* HOW TO COMPLETE THIS TASK
Which lines in the records below contain the word "more"? Copy each of them.

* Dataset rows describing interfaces

----------

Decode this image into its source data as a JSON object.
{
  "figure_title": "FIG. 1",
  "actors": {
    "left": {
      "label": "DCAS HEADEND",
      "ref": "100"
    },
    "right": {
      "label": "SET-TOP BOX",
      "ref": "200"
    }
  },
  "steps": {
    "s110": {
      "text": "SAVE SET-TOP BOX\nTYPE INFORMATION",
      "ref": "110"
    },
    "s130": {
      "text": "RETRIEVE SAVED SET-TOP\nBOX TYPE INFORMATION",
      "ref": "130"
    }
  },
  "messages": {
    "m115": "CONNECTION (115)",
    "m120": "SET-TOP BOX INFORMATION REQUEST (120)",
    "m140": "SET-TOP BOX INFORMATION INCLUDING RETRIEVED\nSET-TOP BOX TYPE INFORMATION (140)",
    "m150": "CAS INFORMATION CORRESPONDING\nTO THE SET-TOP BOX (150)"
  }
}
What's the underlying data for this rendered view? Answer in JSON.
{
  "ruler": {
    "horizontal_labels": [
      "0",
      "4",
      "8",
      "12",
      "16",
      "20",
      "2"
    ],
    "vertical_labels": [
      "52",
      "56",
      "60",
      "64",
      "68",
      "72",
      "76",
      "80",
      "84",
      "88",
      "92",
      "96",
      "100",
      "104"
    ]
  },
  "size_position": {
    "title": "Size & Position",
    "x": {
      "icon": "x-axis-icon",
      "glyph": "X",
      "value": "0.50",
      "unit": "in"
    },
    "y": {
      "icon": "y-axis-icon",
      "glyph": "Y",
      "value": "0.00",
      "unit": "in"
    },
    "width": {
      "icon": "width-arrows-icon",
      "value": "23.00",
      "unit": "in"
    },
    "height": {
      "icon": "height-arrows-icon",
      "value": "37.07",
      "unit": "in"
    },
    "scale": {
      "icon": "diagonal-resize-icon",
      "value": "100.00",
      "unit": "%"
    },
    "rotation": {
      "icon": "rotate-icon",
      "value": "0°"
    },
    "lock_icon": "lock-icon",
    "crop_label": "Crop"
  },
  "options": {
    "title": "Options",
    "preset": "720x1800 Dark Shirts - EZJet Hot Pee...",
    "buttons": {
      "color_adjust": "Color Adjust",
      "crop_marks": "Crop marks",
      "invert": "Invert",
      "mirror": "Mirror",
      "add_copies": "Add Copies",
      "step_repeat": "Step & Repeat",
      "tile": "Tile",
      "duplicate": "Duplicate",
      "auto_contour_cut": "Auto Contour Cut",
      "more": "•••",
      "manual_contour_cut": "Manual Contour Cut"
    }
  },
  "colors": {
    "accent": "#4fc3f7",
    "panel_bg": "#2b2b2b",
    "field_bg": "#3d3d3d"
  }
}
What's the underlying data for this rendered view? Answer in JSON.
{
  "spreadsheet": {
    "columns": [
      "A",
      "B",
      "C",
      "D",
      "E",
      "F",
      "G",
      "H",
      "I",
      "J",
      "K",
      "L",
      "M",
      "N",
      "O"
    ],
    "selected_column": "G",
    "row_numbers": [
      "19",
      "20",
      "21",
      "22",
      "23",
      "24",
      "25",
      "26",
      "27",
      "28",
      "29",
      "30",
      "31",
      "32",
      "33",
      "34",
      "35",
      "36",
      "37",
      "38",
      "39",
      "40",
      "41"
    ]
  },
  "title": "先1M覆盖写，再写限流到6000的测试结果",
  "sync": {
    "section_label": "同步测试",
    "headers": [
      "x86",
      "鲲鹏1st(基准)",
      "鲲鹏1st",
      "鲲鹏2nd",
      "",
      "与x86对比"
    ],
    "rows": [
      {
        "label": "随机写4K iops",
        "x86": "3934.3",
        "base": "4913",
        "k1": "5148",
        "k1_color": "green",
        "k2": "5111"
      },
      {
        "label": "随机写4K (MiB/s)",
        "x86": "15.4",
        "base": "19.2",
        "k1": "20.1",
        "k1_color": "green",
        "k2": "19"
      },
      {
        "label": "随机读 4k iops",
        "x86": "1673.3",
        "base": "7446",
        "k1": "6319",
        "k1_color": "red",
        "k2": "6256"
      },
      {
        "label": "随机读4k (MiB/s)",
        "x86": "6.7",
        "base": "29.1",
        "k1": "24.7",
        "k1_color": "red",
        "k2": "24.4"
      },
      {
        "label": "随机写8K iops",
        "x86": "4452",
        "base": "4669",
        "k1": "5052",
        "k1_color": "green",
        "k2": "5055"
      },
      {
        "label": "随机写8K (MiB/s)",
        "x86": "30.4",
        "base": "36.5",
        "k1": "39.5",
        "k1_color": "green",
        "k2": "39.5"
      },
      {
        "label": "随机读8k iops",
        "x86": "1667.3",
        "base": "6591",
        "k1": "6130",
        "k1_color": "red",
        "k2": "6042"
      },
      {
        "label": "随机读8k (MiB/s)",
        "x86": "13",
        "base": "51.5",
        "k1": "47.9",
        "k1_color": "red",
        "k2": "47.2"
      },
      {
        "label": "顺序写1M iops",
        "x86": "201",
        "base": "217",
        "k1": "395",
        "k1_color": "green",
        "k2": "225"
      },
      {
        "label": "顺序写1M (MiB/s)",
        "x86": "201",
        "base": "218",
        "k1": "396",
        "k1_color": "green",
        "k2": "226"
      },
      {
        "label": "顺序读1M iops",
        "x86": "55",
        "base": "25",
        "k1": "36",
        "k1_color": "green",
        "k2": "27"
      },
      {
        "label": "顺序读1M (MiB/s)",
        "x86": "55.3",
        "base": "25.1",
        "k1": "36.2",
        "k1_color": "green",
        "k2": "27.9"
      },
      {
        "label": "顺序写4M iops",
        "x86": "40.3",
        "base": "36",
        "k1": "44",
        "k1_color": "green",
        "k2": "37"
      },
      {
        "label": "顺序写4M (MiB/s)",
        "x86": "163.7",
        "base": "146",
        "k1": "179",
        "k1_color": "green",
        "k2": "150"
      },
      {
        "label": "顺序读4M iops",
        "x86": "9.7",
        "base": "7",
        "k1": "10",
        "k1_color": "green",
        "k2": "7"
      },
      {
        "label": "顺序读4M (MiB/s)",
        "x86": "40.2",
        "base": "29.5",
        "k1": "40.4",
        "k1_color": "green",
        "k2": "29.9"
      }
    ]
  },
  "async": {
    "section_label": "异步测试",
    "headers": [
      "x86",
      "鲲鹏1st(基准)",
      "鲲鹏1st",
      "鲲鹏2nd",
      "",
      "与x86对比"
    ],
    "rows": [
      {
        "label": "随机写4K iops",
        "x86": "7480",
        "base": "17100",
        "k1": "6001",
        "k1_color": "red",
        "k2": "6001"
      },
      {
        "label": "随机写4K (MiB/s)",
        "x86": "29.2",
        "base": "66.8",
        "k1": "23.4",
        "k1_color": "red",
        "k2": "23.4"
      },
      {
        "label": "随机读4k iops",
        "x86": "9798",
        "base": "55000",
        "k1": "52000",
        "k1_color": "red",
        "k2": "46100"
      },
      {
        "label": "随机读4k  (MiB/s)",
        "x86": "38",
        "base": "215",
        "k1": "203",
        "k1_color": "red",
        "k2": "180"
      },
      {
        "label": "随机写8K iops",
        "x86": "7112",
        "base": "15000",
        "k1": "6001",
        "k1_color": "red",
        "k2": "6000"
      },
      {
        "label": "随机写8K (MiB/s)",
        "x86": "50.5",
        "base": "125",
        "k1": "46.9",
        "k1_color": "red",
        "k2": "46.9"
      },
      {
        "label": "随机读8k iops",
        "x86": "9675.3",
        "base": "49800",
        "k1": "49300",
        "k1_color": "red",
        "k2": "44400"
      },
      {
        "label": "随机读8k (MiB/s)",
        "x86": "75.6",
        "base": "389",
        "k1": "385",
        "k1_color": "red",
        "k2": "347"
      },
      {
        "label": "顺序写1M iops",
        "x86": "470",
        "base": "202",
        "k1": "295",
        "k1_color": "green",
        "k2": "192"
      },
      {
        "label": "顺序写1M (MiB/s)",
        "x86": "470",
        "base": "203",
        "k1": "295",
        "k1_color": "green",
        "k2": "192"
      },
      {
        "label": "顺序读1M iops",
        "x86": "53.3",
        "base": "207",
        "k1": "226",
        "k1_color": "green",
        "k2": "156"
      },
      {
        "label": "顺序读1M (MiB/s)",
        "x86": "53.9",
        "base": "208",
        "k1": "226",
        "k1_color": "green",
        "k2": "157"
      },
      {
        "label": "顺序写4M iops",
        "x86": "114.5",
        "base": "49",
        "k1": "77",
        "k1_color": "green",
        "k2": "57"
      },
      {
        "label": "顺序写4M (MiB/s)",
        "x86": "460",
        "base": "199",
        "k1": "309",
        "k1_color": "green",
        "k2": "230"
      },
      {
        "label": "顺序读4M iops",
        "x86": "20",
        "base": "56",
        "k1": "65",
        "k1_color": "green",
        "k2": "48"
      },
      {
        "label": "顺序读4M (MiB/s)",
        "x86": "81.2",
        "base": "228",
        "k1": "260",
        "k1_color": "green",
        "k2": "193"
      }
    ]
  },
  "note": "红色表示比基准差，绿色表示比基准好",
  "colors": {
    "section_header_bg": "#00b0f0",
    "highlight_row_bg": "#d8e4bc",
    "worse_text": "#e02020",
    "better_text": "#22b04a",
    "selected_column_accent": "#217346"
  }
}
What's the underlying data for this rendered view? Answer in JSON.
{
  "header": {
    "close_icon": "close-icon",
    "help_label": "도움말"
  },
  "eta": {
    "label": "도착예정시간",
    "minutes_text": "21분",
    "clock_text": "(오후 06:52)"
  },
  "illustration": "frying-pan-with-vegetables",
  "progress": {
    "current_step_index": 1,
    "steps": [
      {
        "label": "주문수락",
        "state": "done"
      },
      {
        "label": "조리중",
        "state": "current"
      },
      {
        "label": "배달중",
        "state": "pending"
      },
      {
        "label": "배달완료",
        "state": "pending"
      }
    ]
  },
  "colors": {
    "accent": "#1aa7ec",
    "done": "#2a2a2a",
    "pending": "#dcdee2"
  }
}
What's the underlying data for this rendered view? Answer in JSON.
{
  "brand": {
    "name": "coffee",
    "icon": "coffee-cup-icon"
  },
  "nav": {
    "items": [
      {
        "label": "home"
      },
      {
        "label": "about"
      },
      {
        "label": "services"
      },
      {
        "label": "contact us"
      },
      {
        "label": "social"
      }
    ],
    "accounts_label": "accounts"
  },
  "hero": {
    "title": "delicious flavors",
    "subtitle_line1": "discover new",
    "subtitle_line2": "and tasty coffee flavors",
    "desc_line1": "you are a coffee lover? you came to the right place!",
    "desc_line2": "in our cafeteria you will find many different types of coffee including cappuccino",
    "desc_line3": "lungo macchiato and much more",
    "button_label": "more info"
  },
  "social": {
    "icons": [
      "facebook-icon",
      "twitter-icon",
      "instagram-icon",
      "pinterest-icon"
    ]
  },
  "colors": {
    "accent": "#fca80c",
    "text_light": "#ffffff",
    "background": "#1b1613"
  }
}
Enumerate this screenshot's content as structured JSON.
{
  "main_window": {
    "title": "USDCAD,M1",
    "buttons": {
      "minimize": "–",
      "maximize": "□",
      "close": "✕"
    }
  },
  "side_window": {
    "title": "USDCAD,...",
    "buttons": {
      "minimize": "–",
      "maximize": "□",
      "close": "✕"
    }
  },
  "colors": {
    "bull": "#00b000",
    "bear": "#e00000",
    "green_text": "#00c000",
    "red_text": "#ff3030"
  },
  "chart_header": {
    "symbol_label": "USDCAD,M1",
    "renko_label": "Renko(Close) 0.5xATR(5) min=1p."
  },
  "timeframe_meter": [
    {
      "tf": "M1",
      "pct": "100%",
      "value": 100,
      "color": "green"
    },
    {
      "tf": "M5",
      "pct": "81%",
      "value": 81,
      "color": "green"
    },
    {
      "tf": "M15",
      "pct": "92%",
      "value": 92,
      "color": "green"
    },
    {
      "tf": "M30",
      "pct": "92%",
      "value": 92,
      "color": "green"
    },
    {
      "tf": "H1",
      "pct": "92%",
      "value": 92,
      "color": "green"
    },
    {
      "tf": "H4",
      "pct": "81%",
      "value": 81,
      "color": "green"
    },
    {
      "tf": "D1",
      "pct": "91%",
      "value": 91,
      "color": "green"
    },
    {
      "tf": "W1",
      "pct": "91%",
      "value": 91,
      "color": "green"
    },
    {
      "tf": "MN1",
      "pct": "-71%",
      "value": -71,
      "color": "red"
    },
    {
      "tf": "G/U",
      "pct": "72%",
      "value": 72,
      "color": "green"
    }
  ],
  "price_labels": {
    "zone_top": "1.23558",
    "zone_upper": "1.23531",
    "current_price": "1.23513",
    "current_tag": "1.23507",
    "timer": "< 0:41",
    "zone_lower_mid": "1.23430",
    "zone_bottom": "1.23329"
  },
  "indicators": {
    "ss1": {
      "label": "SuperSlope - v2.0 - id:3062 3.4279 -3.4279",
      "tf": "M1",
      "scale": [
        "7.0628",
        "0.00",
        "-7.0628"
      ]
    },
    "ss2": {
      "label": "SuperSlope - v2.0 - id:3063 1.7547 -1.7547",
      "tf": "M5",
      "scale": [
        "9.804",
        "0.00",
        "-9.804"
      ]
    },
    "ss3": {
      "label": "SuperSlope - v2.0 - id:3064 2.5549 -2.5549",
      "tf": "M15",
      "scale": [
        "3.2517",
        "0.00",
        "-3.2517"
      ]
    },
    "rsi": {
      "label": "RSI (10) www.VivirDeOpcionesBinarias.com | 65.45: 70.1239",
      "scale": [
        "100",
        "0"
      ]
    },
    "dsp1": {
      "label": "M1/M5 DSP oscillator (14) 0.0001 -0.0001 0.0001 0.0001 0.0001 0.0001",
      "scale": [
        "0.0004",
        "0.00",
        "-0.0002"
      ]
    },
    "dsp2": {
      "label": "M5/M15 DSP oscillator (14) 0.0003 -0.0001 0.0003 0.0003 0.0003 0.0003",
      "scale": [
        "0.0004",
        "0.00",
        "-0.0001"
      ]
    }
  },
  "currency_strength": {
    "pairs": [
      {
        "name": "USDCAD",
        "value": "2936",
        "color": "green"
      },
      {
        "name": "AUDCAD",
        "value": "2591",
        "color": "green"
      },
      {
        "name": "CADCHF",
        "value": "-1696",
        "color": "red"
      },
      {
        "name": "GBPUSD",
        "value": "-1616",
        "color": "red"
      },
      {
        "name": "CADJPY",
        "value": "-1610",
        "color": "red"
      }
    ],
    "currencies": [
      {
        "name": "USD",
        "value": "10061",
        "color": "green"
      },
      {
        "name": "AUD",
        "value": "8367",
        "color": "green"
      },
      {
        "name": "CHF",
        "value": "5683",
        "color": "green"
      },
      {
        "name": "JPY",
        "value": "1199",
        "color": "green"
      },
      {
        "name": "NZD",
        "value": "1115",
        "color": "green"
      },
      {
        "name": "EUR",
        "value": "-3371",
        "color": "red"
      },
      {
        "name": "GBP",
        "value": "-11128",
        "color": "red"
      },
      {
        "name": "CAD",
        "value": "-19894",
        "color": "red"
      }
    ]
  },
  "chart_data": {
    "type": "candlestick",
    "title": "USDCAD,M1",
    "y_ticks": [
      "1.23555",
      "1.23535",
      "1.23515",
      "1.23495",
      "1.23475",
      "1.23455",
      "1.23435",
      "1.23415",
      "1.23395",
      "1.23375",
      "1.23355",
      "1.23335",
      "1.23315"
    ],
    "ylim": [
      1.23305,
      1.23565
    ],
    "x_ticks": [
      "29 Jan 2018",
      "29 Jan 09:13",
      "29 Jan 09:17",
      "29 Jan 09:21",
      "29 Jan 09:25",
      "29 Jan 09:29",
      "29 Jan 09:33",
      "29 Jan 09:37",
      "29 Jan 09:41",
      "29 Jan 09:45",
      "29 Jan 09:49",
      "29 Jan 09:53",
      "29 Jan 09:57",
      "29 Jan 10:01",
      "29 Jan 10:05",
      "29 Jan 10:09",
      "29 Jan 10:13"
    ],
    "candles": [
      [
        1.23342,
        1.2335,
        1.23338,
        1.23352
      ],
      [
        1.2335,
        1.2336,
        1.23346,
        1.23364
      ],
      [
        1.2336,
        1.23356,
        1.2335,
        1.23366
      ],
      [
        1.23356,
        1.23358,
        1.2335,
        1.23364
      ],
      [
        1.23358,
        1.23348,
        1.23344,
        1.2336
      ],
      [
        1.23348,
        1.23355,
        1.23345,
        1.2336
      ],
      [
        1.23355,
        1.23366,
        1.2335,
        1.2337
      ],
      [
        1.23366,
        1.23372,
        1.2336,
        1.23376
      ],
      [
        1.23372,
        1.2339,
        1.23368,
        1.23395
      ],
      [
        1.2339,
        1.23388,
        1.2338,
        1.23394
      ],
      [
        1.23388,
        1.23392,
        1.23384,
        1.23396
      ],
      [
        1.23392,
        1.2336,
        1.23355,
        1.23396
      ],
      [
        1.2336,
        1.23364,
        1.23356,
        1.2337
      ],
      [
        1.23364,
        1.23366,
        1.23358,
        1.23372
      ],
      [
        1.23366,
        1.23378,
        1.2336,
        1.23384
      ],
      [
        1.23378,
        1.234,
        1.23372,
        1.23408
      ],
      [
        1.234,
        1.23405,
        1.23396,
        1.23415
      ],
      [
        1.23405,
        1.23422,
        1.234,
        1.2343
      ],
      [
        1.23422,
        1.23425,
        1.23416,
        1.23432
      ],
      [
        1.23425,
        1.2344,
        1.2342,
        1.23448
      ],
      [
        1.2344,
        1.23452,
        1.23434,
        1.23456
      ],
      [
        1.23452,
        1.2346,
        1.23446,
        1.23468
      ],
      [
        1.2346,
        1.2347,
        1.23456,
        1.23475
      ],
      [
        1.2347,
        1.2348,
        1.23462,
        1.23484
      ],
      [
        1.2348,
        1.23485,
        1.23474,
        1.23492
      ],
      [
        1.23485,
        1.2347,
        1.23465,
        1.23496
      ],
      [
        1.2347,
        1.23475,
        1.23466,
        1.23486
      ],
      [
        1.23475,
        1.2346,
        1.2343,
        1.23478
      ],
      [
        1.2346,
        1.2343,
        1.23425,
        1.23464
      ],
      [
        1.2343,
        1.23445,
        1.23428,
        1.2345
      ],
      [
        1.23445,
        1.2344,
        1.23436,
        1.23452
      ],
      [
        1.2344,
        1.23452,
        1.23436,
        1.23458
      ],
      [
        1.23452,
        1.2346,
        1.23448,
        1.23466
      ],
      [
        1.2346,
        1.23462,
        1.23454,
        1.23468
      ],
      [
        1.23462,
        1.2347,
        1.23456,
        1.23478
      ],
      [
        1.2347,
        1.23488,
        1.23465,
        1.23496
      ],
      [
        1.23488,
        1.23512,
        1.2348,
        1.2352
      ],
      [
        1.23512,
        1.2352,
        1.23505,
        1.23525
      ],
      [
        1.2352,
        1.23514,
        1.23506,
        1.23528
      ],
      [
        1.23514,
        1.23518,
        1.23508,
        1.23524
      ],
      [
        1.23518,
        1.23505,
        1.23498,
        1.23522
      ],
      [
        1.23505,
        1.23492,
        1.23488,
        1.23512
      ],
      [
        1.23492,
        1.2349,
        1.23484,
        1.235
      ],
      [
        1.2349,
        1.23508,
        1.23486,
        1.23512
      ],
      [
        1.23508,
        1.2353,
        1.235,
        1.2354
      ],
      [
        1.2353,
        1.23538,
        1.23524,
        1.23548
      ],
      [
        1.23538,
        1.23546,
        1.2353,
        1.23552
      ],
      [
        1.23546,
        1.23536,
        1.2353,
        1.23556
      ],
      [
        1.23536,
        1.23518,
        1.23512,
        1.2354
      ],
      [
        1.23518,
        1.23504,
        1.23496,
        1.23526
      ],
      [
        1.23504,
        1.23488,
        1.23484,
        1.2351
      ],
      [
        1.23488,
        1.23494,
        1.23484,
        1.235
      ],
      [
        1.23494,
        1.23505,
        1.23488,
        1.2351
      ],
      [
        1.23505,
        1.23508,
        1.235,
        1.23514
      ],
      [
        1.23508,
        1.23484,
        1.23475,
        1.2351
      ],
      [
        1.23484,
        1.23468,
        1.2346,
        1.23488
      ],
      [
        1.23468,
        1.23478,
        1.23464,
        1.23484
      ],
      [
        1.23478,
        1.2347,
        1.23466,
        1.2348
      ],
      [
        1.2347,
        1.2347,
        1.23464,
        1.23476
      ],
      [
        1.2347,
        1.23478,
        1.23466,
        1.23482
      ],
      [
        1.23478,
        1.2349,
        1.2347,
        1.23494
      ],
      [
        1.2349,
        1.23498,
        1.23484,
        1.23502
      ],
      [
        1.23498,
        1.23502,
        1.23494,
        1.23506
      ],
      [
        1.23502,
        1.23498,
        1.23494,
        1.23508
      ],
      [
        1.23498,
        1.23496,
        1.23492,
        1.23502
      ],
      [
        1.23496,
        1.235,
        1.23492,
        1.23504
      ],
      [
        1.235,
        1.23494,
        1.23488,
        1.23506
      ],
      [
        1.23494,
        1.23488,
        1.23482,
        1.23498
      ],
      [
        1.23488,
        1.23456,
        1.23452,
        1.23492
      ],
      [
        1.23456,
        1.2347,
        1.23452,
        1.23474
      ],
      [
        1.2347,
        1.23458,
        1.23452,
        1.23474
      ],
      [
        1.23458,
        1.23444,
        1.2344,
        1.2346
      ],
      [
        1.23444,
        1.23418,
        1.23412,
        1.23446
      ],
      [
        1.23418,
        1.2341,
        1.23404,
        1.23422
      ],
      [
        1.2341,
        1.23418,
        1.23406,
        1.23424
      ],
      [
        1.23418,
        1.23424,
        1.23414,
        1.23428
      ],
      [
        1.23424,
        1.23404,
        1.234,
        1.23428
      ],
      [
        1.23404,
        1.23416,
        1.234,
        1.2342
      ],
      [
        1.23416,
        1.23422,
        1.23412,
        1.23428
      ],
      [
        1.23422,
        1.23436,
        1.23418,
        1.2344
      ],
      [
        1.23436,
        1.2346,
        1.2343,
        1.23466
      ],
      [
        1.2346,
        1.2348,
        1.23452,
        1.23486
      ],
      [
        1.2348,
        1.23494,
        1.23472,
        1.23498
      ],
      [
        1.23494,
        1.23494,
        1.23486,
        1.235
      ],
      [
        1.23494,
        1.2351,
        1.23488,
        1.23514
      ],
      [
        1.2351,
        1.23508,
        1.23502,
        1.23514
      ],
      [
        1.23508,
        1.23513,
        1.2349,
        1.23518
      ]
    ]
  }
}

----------

* RESPONSE TO THE EXERCISE
      "more": "•••",
    "desc_line3": "lungo macchiato and much more",
    "button_label": "more info"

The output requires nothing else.